**WORK TASK:** Filter the records down to the lines that hold the word "Phone", and copy each of those lines.
*** Opening of SUPPLIED DATA ***
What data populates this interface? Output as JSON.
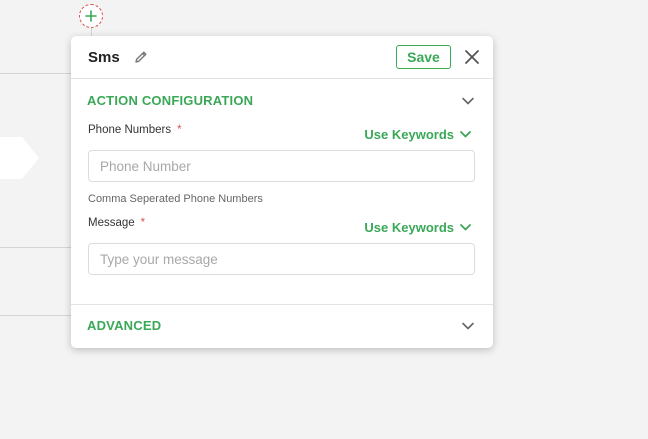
{
  "canvas": {
    "add_node_icon": "plus-icon"
  },
  "panel": {
    "title": "Sms",
    "edit_icon": "pencil-icon",
    "save_label": "Save",
    "close_icon": "close-icon"
  },
  "action_configuration": {
    "title": "ACTION CONFIGURATION",
    "fields": [
      {
        "label": "Phone Numbers",
        "required_mark": "*",
        "use_keywords_label": "Use Keywords",
        "placeholder": "Phone Number",
        "value": "",
        "help_text": "Comma Seperated Phone Numbers"
      },
      {
        "label": "Message",
        "required_mark": "*",
        "use_keywords_label": "Use Keywords",
        "placeholder": "Type your message",
        "value": ""
      }
    ]
  },
  "advanced": {
    "title": "ADVANCED"
  },
  "colors": {
    "accent": "#3aa857",
    "required": "#d9534f",
    "background": "#f3f3f3"
  }
}
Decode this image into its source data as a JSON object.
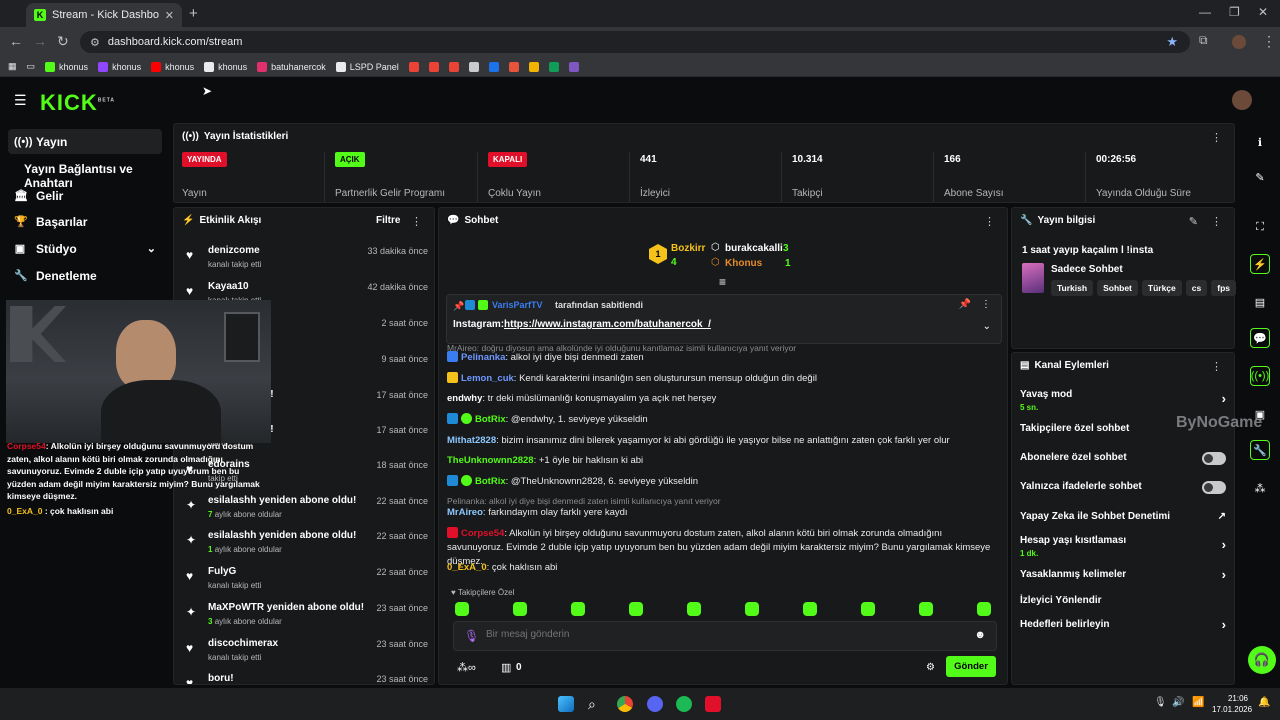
{
  "browser": {
    "tab_title": "Stream - Kick Dashboard",
    "url": "dashboard.kick.com/stream",
    "bookmarks": [
      {
        "label": "khonus",
        "color": "#53fc18"
      },
      {
        "label": "khonus",
        "color": "#9146ff"
      },
      {
        "label": "khonus",
        "color": "#ff0000"
      },
      {
        "label": "khonus",
        "color": "#e8eaed"
      },
      {
        "label": "batuhanercok",
        "color": "#e1306c"
      },
      {
        "label": "LSPD Panel",
        "color": "#e8eaed"
      }
    ]
  },
  "header": {
    "logo": "KICK",
    "logo_beta": "BETA"
  },
  "sidebar": {
    "items": [
      {
        "label": "Yayın",
        "icon": "broadcast-icon"
      },
      {
        "label": "Yayın Bağlantısı ve Anahtarı",
        "icon": ""
      },
      {
        "label": "Gelir",
        "icon": "bank-icon"
      },
      {
        "label": "Başarılar",
        "icon": "trophy-icon"
      },
      {
        "label": "Stüdyo",
        "icon": "studio-icon"
      },
      {
        "label": "Denetleme",
        "icon": "wrench-icon"
      }
    ]
  },
  "stats": {
    "title": "Yayın İstatistikleri",
    "items": [
      {
        "badge": "YAYINDA",
        "badge_color": "#e0102a",
        "label": "Yayın"
      },
      {
        "badge": "AÇIK",
        "badge_color": "#53fc18",
        "label": "Partnerlik Gelir Programı"
      },
      {
        "badge": "KAPALI",
        "badge_color": "#e0102a",
        "label": "Çoklu Yayın"
      },
      {
        "value": "441",
        "label": "İzleyici"
      },
      {
        "value": "10.314",
        "label": "Takipçi"
      },
      {
        "value": "166",
        "label": "Abone Sayısı"
      },
      {
        "value": "00:26:56",
        "label": "Yayında Olduğu Süre"
      }
    ]
  },
  "activity": {
    "title": "Etkinlik Akışı",
    "filter_label": "Filtre",
    "events": [
      {
        "name": "denizcome",
        "sub": "kanalı takip etti",
        "time": "33 dakika önce",
        "icon": "heart-icon"
      },
      {
        "name": "Kayaa10",
        "sub": "kanalı takip etti",
        "time": "42 dakika önce",
        "icon": "heart-icon"
      },
      {
        "name": "m",
        "sub": "",
        "time": "2 saat önce",
        "icon": "heart-icon"
      },
      {
        "name": "",
        "sub": "",
        "time": "9 saat önce",
        "icon": "heart-icon"
      },
      {
        "name": "n abone oldu!",
        "sub": "ulardı",
        "time": "17 saat önce",
        "icon": "star-icon"
      },
      {
        "name": "n abone oldu!",
        "sub": "ulardı",
        "time": "17 saat önce",
        "icon": "star-icon"
      },
      {
        "name": "edorains",
        "sub": "takip etti",
        "time": "18 saat önce",
        "icon": "heart-icon"
      },
      {
        "name": "esilalashh yeniden abone oldu!",
        "sub_count": "7",
        "sub": "aylık abone oldular",
        "time": "22 saat önce",
        "icon": "star-icon"
      },
      {
        "name": "esilalashh yeniden abone oldu!",
        "sub_count": "1",
        "sub": "aylık abone oldular",
        "time": "22 saat önce",
        "icon": "star-icon"
      },
      {
        "name": "FulyG",
        "sub": "kanalı takip etti",
        "time": "22 saat önce",
        "icon": "heart-icon"
      },
      {
        "name": "MaXPoWTR yeniden abone oldu!",
        "sub_count": "3",
        "sub": "aylık abone oldular",
        "time": "23 saat önce",
        "icon": "star-icon"
      },
      {
        "name": "discochimerax",
        "sub": "kanalı takip etti",
        "time": "23 saat önce",
        "icon": "heart-icon"
      },
      {
        "name": "boru!",
        "sub": "",
        "time": "23 saat önce",
        "icon": "heart-icon"
      }
    ]
  },
  "chat": {
    "title": "Sohbet",
    "leaders": [
      {
        "name": "Bozkirr",
        "count": "4"
      },
      {
        "name": "burakcakalli",
        "count": "3"
      },
      {
        "name": "Khonus",
        "count": "1"
      }
    ],
    "pinned_by": "VarisParfTV",
    "pinned_by_suffix": "tarafından sabitlendi",
    "pinned_prefix": "Instagram:",
    "pinned_link": "https://www.instagram.com/batuhanercok_/",
    "reply_preview_top": "MrAireo: doğru diyosun ama alkolünde iyi olduğunu kanıtlamaz isimli kullanıcıya yanıt veriyor",
    "messages": [
      {
        "user": "Pelinanka",
        "color": "#6f98ff",
        "text": "alkol iyi diye bişi denmedi zaten"
      },
      {
        "user": "Lemon_cuk",
        "color": "#6f98ff",
        "text": "Kendi karakterini insanlığın sen oluşturursun mensup olduğun din değil"
      },
      {
        "user": "endwhy",
        "color": "#ffffff",
        "text": "tr deki müslümanlığı konuşmayalım ya açık net herşey"
      },
      {
        "user": "BotRix",
        "color": "#53fc18",
        "text": "@endwhy, 1. seviyeye yükseldin"
      },
      {
        "user": "Mithat2828",
        "color": "#8dc8ff",
        "text": "bizim insanımız dini bilerek yaşamıyor ki abi gördüğü ile yaşıyor bilse ne anlattığını zaten çok farklı yer olur"
      },
      {
        "user": "TheUnknownn2828",
        "color": "#53fc18",
        "text": "+1 öyle bir haklısın ki abi"
      },
      {
        "user": "BotRix",
        "color": "#53fc18",
        "text": "@TheUnknownn2828, 6. seviyeye yükseldin"
      },
      {
        "user": "MrAireo",
        "color": "#8dc8ff",
        "text": "farkındayım olay farklı yere kaydı"
      },
      {
        "user": "Corpse54",
        "color": "#e0102a",
        "text": "Alkolün iyi birşey olduğunu savunmuyoru dostum zaten, alkol alanın kötü biri olmak zorunda olmadığını savunuyoruz. Evimde 2 duble içip yatıp uyuyorum ben bu yüzden adam değil miyim karaktersiz miyim? Bunu yargılamak kimseye düşmez."
      },
      {
        "user": "0_ExA_0",
        "color": "#f5c21b",
        "text": "çok haklısın abi"
      }
    ],
    "reply_preview_mid": "Pelinanka: alkol iyi diye bişi denmedi zaten isimli kullanıcıya yanıt veriyor",
    "followers_only_label": "Takipçilere Özel",
    "input_placeholder": "Bir mesaj gönderin",
    "kicks_count": "0",
    "send_label": "Gönder"
  },
  "stream_info": {
    "title": "Yayın bilgisi",
    "stream_title": "1 saat yayıp kaçalım l !insta",
    "category": "Sadece Sohbet",
    "tags": [
      "Turkish",
      "Sohbet",
      "Türkçe",
      "cs",
      "fps"
    ]
  },
  "channel_actions": {
    "title": "Kanal Eylemleri",
    "items": [
      {
        "label": "Yavaş mod",
        "sub": "5 sn.",
        "control": "chevron"
      },
      {
        "label": "Takipçilere özel sohbet",
        "sub": "",
        "control": "none"
      },
      {
        "label": "Abonelere özel sohbet",
        "sub": "",
        "control": "toggle"
      },
      {
        "label": "Yalnızca ifadelerle sohbet",
        "sub": "",
        "control": "toggle"
      },
      {
        "label": "Yapay Zeka ile Sohbet Denetimi",
        "sub": "",
        "control": "external"
      },
      {
        "label": "Hesap yaşı kısıtlaması",
        "sub": "1 dk.",
        "control": "chevron"
      },
      {
        "label": "Yasaklanmış kelimeler",
        "sub": "",
        "control": "chevron"
      },
      {
        "label": "İzleyici Yönlendir",
        "sub": "",
        "control": "none"
      },
      {
        "label": "Hedefleri belirleyin",
        "sub": "",
        "control": "chevron"
      }
    ]
  },
  "overlay": {
    "watermark": "ByNoGame",
    "cam_chat": [
      {
        "user": "Corpse54",
        "text": "Alkolün iyi birşey olduğunu savunmuyoru dostum zaten, alkol alanın kötü biri olmak zorunda olmadığını savunuyoruz. Evimde 2 duble içip yatıp uyuyorum ben bu yüzden adam değil miyim karaktersiz miyim? Bunu yargılamak kimseye düşmez."
      },
      {
        "user": "0_ExA_0",
        "text": "çok haklısın abi"
      }
    ]
  },
  "taskbar": {
    "time": "21:06",
    "date": "17.01.2026"
  }
}
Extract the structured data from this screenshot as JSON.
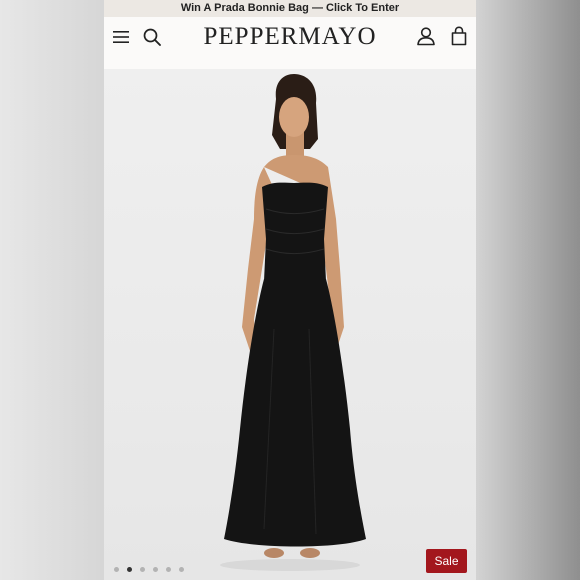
{
  "promo": {
    "text": "Win A Prada Bonnie Bag — Click To Enter"
  },
  "header": {
    "brand": "PEPPERMAYO",
    "icons": [
      "menu-icon",
      "search-icon",
      "account-icon",
      "bag-icon"
    ]
  },
  "product": {
    "image_alt": "Model wearing black strapless maxi dress",
    "dress_color": "#141414",
    "background_color": "#ededed"
  },
  "carousel": {
    "total": 6,
    "active_index": 1
  },
  "badge": {
    "label": "Sale",
    "color": "#a3171d"
  }
}
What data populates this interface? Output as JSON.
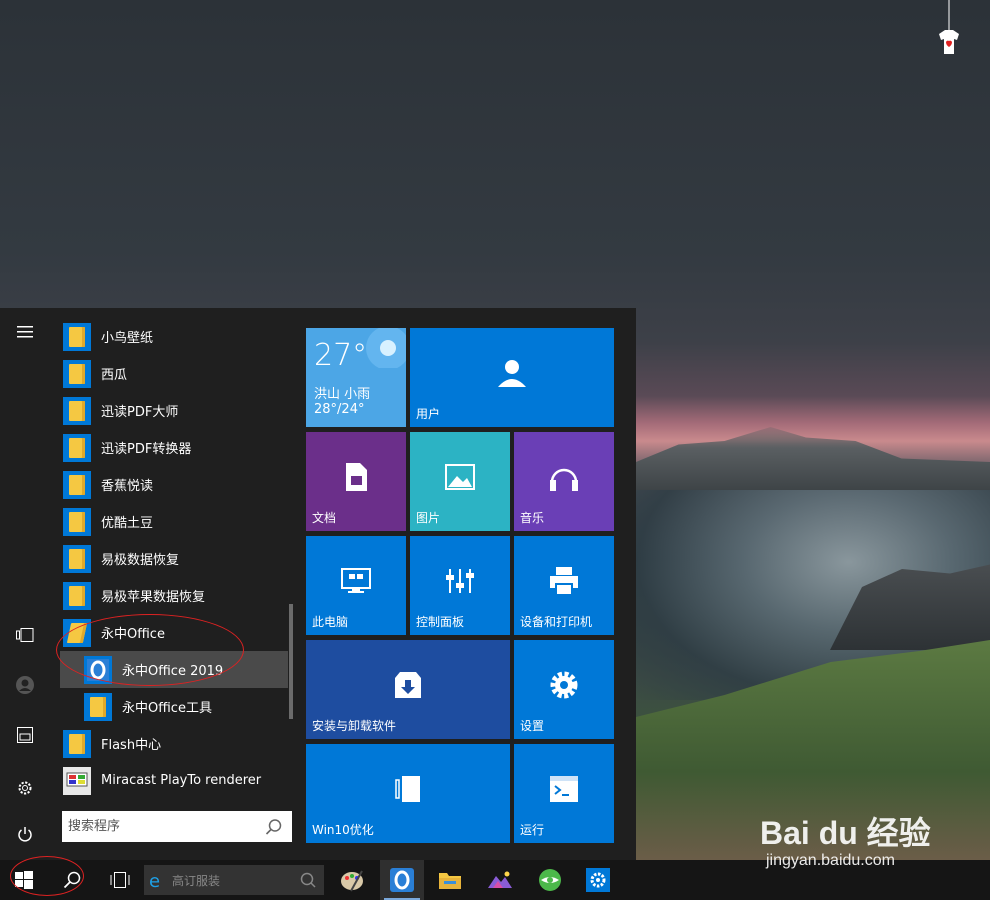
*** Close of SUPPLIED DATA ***
**RESPONSE AREA:**
        "label": "Phone Numbers",
        "placeholder": "Phone Number",
        "help_text": "Comma Seperated Phone Numbers"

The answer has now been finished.